SHAKE IT UP: The Foundry seven-inch split shake siding, shown on this house, comes in five-foot-long panels (inset) that can be cut with snips.
I used to be one of those purists who insisted that wood was the only substance that belonged on the outside of a house. As such, I spent many hours brushing Cuprinol on the cedar shakes of my old house in New Jersey, at great risk to life and limb (and the pachysandra and ivy that used to surround the place, much of it killed by Cuprinol dripping from my brush). Here in coastal Maine, where I now live, it seems half the houses are clad in cedar shake, usually unpainted and untreated. The other half are sided in clapboard painted white.
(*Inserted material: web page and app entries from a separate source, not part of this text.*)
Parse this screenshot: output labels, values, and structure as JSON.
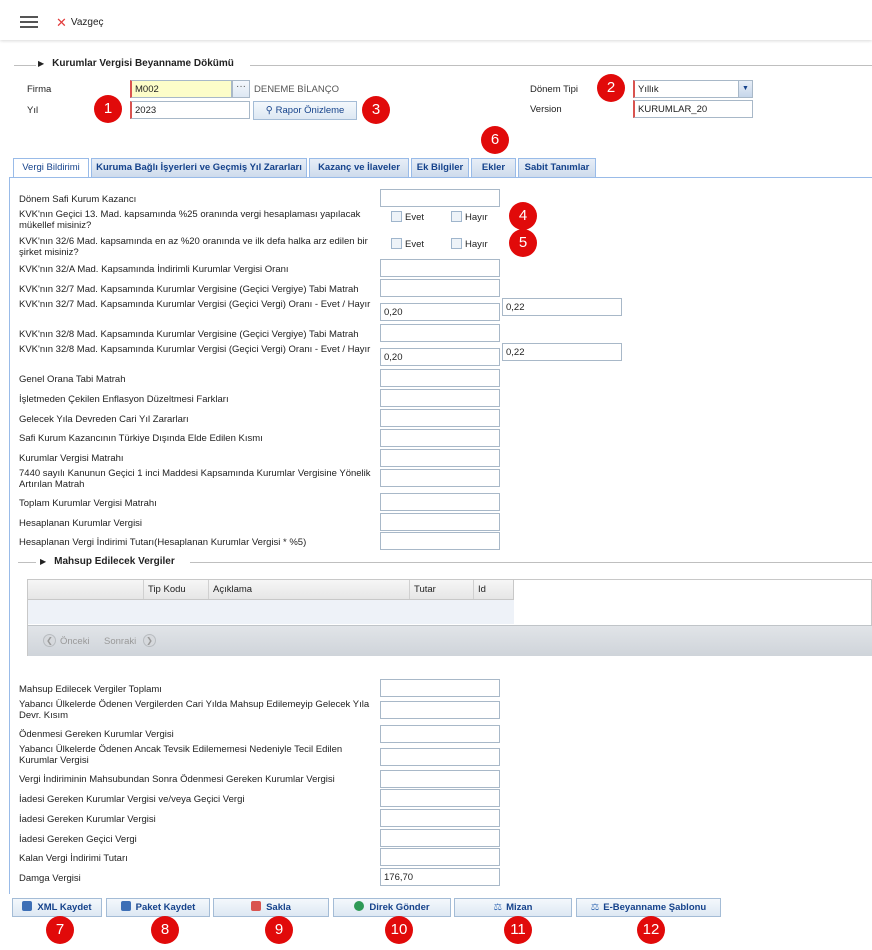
{
  "toolbar": {
    "cancel_label": "Vazgeç"
  },
  "header": {
    "section_title": "Kurumlar Vergisi Beyanname Dökümü",
    "firma_label": "Firma",
    "firma_code": "M002",
    "firma_name": "DENEME BİLANÇO",
    "yil_label": "Yıl",
    "yil_value": "2023",
    "preview_button": "Rapor Önizleme",
    "donem_tipi_label": "Dönem Tipi",
    "donem_tipi_value": "Yıllık",
    "version_label": "Version",
    "version_value": "KURUMLAR_20"
  },
  "tabs": [
    {
      "label": "Vergi Bildirimi",
      "active": true
    },
    {
      "label": "Kuruma Bağlı İşyerleri ve Geçmiş Yıl Zararları"
    },
    {
      "label": "Kazanç ve İlaveler"
    },
    {
      "label": "Ek Bilgiler"
    },
    {
      "label": "Ekler"
    },
    {
      "label": "Sabit Tanımlar"
    }
  ],
  "form": {
    "r1": "Dönem Safi Kurum Kazancı",
    "q1": "KVK'nın Geçici 13. Mad. kapsamında %25 oranında vergi hesaplaması yapılacak mükellef misiniz?",
    "q2": "KVK'nın 32/6 Mad. kapsamında en az %20 oranında ve ilk defa halka arz edilen bir şirket misiniz?",
    "evet": "Evet",
    "hayir": "Hayır",
    "r2": "KVK'nın 32/A Mad. Kapsamında İndirimli Kurumlar Vergisi Oranı",
    "r3": "KVK'nın 32/7 Mad. Kapsamında Kurumlar Vergisine (Geçici Vergiye) Tabi Matrah",
    "r4": "KVK'nın 32/7 Mad. Kapsamında Kurumlar Vergisi (Geçici Vergi) Oranı - Evet / Hayır",
    "r4_v1": "0,20",
    "r4_v2": "0,22",
    "r5": "KVK'nın 32/8 Mad. Kapsamında Kurumlar Vergisine (Geçici Vergiye) Tabi Matrah",
    "r6": "KVK'nın 32/8 Mad. Kapsamında Kurumlar Vergisi (Geçici Vergi) Oranı - Evet / Hayır",
    "r6_v1": "0,20",
    "r6_v2": "0,22",
    "r7": "Genel Orana Tabi Matrah",
    "r8": "İşletmeden Çekilen Enflasyon Düzeltmesi Farkları",
    "r9": "Gelecek Yıla Devreden Cari Yıl Zararları",
    "r10": "Safi Kurum Kazancının Türkiye Dışında Elde Edilen Kısmı",
    "r11": "Kurumlar Vergisi Matrahı",
    "r12": "7440 sayılı Kanunun Geçici 1 inci Maddesi Kapsamında Kurumlar Vergisine Yönelik Artırılan Matrah",
    "r13": "Toplam Kurumlar Vergisi Matrahı",
    "r14": "Hesaplanan Kurumlar Vergisi",
    "r15": "Hesaplanan Vergi İndirimi Tutarı(Hesaplanan Kurumlar Vergisi * %5)"
  },
  "mahsup": {
    "title": "Mahsup Edilecek Vergiler",
    "columns": [
      "Tip Kodu",
      "Açıklama",
      "Tutar",
      "Id"
    ],
    "prev": "Önceki",
    "next": "Sonraki"
  },
  "form2": {
    "s1": "Mahsup Edilecek Vergiler Toplamı",
    "s2": "Yabancı Ülkelerde Ödenen Vergilerden Cari Yılda Mahsup Edilemeyip Gelecek Yıla Devr. Kısım",
    "s3": "Ödenmesi Gereken Kurumlar Vergisi",
    "s4": "Yabancı Ülkelerde Ödenen Ancak Tevsik Edilememesi Nedeniyle Tecil Edilen Kurumlar Vergisi",
    "s5": "Vergi İndiriminin Mahsubundan Sonra Ödenmesi Gereken Kurumlar Vergisi",
    "s6": "İadesi Gereken Kurumlar Vergisi ve/veya Geçici Vergi",
    "s7": "İadesi Gereken Kurumlar Vergisi",
    "s8": "İadesi Gereken Geçici Vergi",
    "s9": "Kalan Vergi İndirimi Tutarı",
    "s10": "Damga Vergisi",
    "s10_value": "176,70"
  },
  "footer": {
    "xml": "XML Kaydet",
    "paket": "Paket Kaydet",
    "sakla": "Sakla",
    "direk": "Direk Gönder",
    "mizan": "Mizan",
    "ebeyan": "E-Beyanname Şablonu"
  },
  "badges": [
    "1",
    "2",
    "3",
    "4",
    "5",
    "6",
    "7",
    "8",
    "9",
    "10",
    "11",
    "12"
  ],
  "colors": {
    "badge": "#e10a0a",
    "accent": "#15428b",
    "required": "#d9534f"
  }
}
Clapboard and cedar shake look great, are pretty darned durable, and last a long time, particularly if maintained properly. But cedar shake and natural clapboard are expensive, both in materials and in the labor to install them.
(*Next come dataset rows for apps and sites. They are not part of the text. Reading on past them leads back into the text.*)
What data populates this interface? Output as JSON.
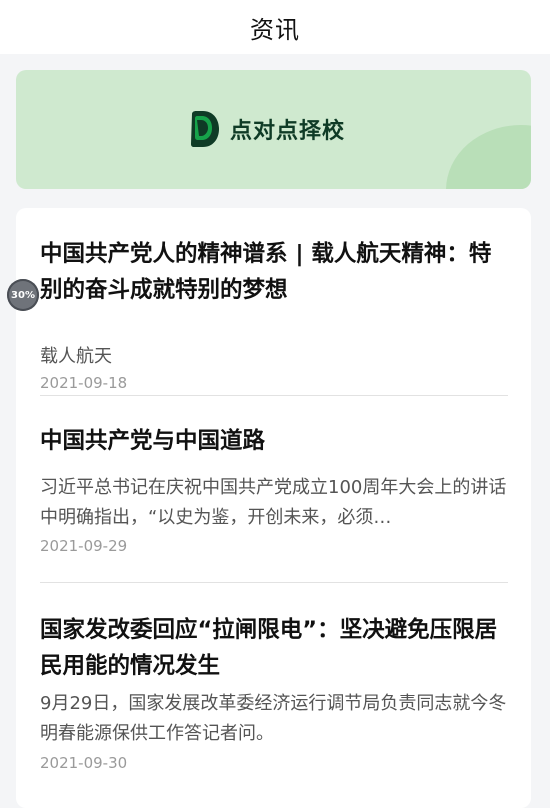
{
  "header": {
    "title": "资讯"
  },
  "banner": {
    "logo_text": "点对点择校",
    "logo_icon": "brand-leaf-icon",
    "colors": {
      "background": "#cfe9cf",
      "accent": "#b9dfb8",
      "logo_dark": "#0f3b26",
      "logo_green": "#16a34a"
    }
  },
  "progress_badge": {
    "label": "30%",
    "value": 0.3
  },
  "news": [
    {
      "title": "中国共产党人的精神谱系 | 载人航天精神：特别的奋斗成就特别的梦想",
      "summary": "载人航天",
      "date": "2021-09-18"
    },
    {
      "title": "中国共产党与中国道路",
      "summary": "习近平总书记在庆祝中国共产党成立100周年大会上的讲话中明确指出，“以史为鉴，开创未来，必须…",
      "date": "2021-09-29"
    },
    {
      "title": "国家发改委回应“拉闸限电”：坚决避免压限居民用能的情况发生",
      "summary": "9月29日，国家发展改革委经济运行调节局负责同志就今冬明春能源保供工作答记者问。",
      "date": "2021-09-30"
    }
  ]
}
Increasingly, those clapboard houses up here are clad in fiber cement products from James Hardie that builders up here call "Haahdee Boahd." The cedar shake houses are still mostly the real thing, but in recent years, siding that is supposed to look like natural cedar has been popping up. Problem is, most of the product I've seen does not look natural at all. It is far too symmetrical, with patterns repeated every fourth or fifth "shake."
The Foundry siding from Michiganbased The Tapco Group is different. Like any manufactured product, it too is symmetrical, but Tapco uses more than 100 different molds taken from natural cedar shake and varies them randomly, so the stuff looks real until you get really close. It looks like it has been mill-sawn, complete with random saw marks. Patterns don't repeat for 50 feet.
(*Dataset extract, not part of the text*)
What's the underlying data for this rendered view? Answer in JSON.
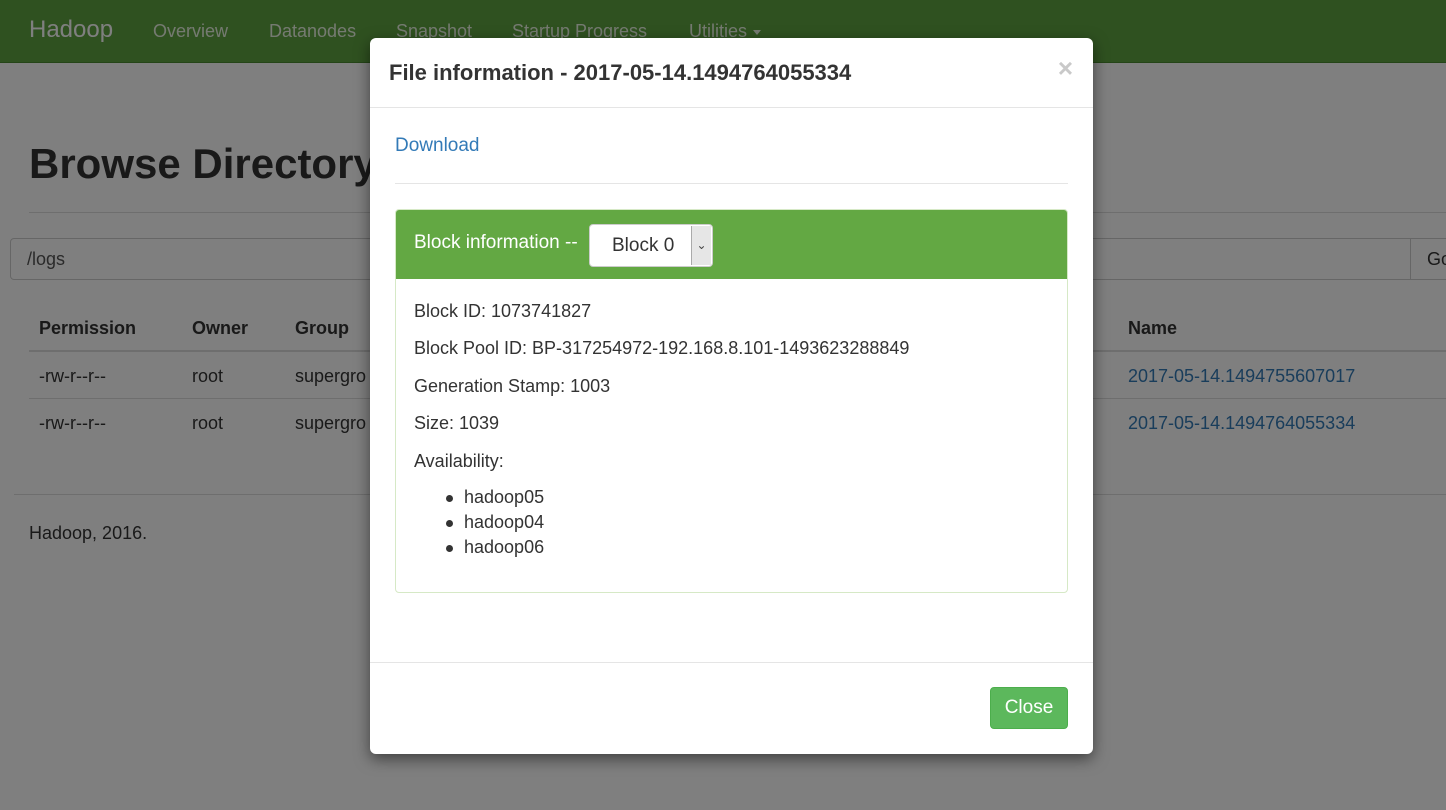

Foundry can be married with Fullback Foam insulation to add R-4 insulation value to the siding. Its newest line, the Weathered Collection, looks like cedar shake that's seen a few winters, mud seasons, and Nor'easters. That's because color is varied from the deep ridges to the surface of the siding.
Tom Oot, president of Oot Brothers builders in upstate New York, has used Foundry siding on several projects including three multifamily communities, one that's located by the shore of Oneida Lake in the heart of the snow belt. "People who want the look of cedar really have few options," says Oot.
He says Foundry siding goes up easily, is easy to cut, and leaves little waste since the panels can be cut to fit and the excess used in the next course of siding. And he likes the look. "Its quality suits higher-end homes. We can put Foundry on a $1 million home without any reservations, and we have."
His construction superintendent says it can take the harsh weather. "The Foundry doesn't have the characteristics of typical vinyl siding ... [that] expands and contracts a lot because of extreme temperature changes. In the summer, you'll drive by a 12-foot double five-inch, and you can see it actually buckling and waving. The Foundry looks more like natural siding."
There is, of course, a cost. Jonathan Wierengo, director of marketing for Tapco, estimated that the base Foundry product, installed, carries roughly a 40 percent premium to standard vinyl siding. The Weathered Collection would come in at about a 46 percent premium.
The product is distributed through building supply companies, and Wierengo says several regional divisions of production home building companies have been using Foundry, particularly on the front-facing side of homes.
I wish I'd known this before I Cuprinol-ed the pachysandra-and put standard vinyl on my new house in Maine.